Task objective: The expected result is every entry, retyped character for character.

▼

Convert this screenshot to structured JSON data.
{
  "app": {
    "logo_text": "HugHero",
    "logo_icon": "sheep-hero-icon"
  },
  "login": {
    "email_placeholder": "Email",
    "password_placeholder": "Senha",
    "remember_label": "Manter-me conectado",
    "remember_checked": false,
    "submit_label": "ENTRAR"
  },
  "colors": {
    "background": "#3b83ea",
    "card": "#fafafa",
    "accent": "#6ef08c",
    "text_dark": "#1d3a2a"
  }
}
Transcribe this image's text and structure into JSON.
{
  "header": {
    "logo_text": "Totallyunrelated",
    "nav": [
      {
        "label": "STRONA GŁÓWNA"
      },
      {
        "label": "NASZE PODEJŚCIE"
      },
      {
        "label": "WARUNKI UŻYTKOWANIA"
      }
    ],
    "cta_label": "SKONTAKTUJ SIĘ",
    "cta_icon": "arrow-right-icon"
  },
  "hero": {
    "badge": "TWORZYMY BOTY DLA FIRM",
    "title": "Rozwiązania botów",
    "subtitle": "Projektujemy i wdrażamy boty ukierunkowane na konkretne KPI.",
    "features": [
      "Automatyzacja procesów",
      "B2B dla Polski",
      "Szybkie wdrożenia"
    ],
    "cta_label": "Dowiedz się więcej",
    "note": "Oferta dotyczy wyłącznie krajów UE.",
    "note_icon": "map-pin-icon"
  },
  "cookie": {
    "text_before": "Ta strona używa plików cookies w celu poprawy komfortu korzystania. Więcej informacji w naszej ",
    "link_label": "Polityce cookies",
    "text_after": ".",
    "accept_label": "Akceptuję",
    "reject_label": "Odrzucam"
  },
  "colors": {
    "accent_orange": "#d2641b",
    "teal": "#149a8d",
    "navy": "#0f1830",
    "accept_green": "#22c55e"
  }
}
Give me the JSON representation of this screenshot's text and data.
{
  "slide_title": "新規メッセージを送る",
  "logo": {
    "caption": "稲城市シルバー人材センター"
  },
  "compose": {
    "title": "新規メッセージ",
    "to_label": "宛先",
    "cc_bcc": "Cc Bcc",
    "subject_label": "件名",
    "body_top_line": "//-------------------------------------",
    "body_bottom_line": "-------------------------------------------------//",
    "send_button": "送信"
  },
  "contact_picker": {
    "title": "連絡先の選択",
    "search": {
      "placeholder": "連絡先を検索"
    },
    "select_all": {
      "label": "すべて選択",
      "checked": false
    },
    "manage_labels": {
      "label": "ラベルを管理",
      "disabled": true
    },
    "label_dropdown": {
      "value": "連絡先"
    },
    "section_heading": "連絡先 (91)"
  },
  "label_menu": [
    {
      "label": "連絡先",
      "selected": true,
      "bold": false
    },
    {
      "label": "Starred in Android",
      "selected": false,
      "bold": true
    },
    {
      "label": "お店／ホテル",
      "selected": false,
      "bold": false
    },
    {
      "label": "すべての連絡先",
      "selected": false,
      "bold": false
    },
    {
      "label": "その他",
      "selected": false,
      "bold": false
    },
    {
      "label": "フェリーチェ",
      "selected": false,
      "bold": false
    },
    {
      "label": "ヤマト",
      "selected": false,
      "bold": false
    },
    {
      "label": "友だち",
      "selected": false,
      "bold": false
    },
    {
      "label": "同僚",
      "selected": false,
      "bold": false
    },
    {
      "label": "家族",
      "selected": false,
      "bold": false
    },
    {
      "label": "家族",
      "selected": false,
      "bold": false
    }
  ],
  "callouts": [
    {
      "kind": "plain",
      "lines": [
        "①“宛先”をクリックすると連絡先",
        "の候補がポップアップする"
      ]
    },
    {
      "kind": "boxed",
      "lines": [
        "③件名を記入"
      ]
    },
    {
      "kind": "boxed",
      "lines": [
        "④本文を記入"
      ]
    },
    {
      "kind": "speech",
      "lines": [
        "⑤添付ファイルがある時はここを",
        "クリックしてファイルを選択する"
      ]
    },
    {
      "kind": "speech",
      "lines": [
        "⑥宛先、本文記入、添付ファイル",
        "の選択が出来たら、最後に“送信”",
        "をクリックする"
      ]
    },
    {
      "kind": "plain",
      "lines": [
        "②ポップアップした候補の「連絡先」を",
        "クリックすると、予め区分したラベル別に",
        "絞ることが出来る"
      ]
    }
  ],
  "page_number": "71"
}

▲

Exercise output:
Convert this screenshot to structured JSON data.
{
  "app": {
    "logo_text": "HugHero",
    "logo_icon": "sheep-hero-icon"
  },
  "login": {
    "email_placeholder": "Email",
    "password_placeholder": "Senha",
    "remember_label": "Manter-me conectado",
    "remember_checked": false,
    "submit_label": "ENTRAR"
  },
  "colors": {
    "background": "#3b83ea",
    "card": "#fafafa",
    "accent": "#6ef08c",
    "text_dark": "#1d3a2a"
  }
}
Transcribe this image's text and structure into JSON.
{
  "header": {
    "logo_text": "Totallyunrelated",
    "nav": [
      {
        "label": "STRONA GŁÓWNA"
      },
      {
        "label": "NASZE PODEJŚCIE"
      },
      {
        "label": "WARUNKI UŻYTKOWANIA"
      }
    ],
    "cta_label": "SKONTAKTUJ SIĘ",
    "cta_icon": "arrow-right-icon"
  },
  "hero": {
    "badge": "TWORZYMY BOTY DLA FIRM",
    "title": "Rozwiązania botów",
    "subtitle": "Projektujemy i wdrażamy boty ukierunkowane na konkretne KPI.",
    "features": [
      "Automatyzacja procesów",
      "B2B dla Polski",
      "Szybkie wdrożenia"
    ],
    "cta_label": "Dowiedz się więcej",
    "note": "Oferta dotyczy wyłącznie krajów UE.",
    "note_icon": "map-pin-icon"
  },
  "cookie": {
    "text_before": "Ta strona używa plików cookies w celu poprawy komfortu korzystania. Więcej informacji w naszej ",
    "link_label": "Polityce cookies",
    "text_after": ".",
    "accept_label": "Akceptuję",
    "reject_label": "Odrzucam"
  },
  "colors": {
    "accent_orange": "#d2641b",
    "teal": "#149a8d",
    "navy": "#0f1830",
    "accept_green": "#22c55e"
  }
}
Give me the JSON representation of this screenshot's text and data.
{
  "slide_title": "新規メッセージを送る",
  "logo": {
    "caption": "稲城市シルバー人材センター"
  },
  "compose": {
    "title": "新規メッセージ",
    "to_label": "宛先",
    "cc_bcc": "Cc Bcc",
    "subject_label": "件名",
    "body_top_line": "//-------------------------------------",
    "body_bottom_line": "-------------------------------------------------//",
    "send_button": "送信"
  },
  "contact_picker": {
    "title": "連絡先の選択",
    "search": {
      "placeholder": "連絡先を検索"
    },
    "select_all": {
      "label": "すべて選択",
      "checked": false
    },
    "manage_labels": {
      "label": "ラベルを管理",
      "disabled": true
    },
    "label_dropdown": {
      "value": "連絡先"
    },
    "section_heading": "連絡先 (91)"
  },
  "label_menu": [
    {
      "label": "連絡先",
      "selected": true,
      "bold": false
    },
    {
      "label": "Starred in Android",
      "selected": false,
      "bold": true
    },
    {
      "label": "お店／ホテル",
      "selected": false,
      "bold": false
    },
    {
      "label": "すべての連絡先",
      "selected": false,
      "bold": false
    },
    {
      "label": "その他",
      "selected": false,
      "bold": false
    },
    {
      "label": "フェリーチェ",
      "selected": false,
      "bold": false
    },
    {
      "label": "ヤマト",
      "selected": false,
      "bold": false
    },
    {
      "label": "友だち",
      "selected": false,
      "bold": false
    },
    {
      "label": "同僚",
      "selected": false,
      "bold": false
    },
    {
      "label": "家族",
      "selected": false,
      "bold": false
    },
    {
      "label": "家族",
      "selected": false,
      "bold": false
    }
  ],
  "callouts": [
    {
      "kind": "plain",
      "lines": [
        "①“宛先”をクリックすると連絡先",
        "の候補がポップアップする"
      ]
    },
    {
      "kind": "boxed",
      "lines": [
        "③件名を記入"
      ]
    },
    {
      "kind": "boxed",
      "lines": [
        "④本文を記入"
      ]
    },
    {
      "kind": "speech",
      "lines": [
        "⑤添付ファイルがある時はここを",
        "クリックしてファイルを選択する"
      ]
    },
    {
      "kind": "speech",
      "lines": [
        "⑥宛先、本文記入、添付ファイル",
        "の選択が出来たら、最後に“送信”",
        "をクリックする"
      ]
    },
    {
      "kind": "plain",
      "lines": [
        "②ポップアップした候補の「連絡先」を",
        "クリックすると、予め区分したラベル別に",
        "絞ることが出来る"
      ]
    }
  ],
  "page_number": "71"
}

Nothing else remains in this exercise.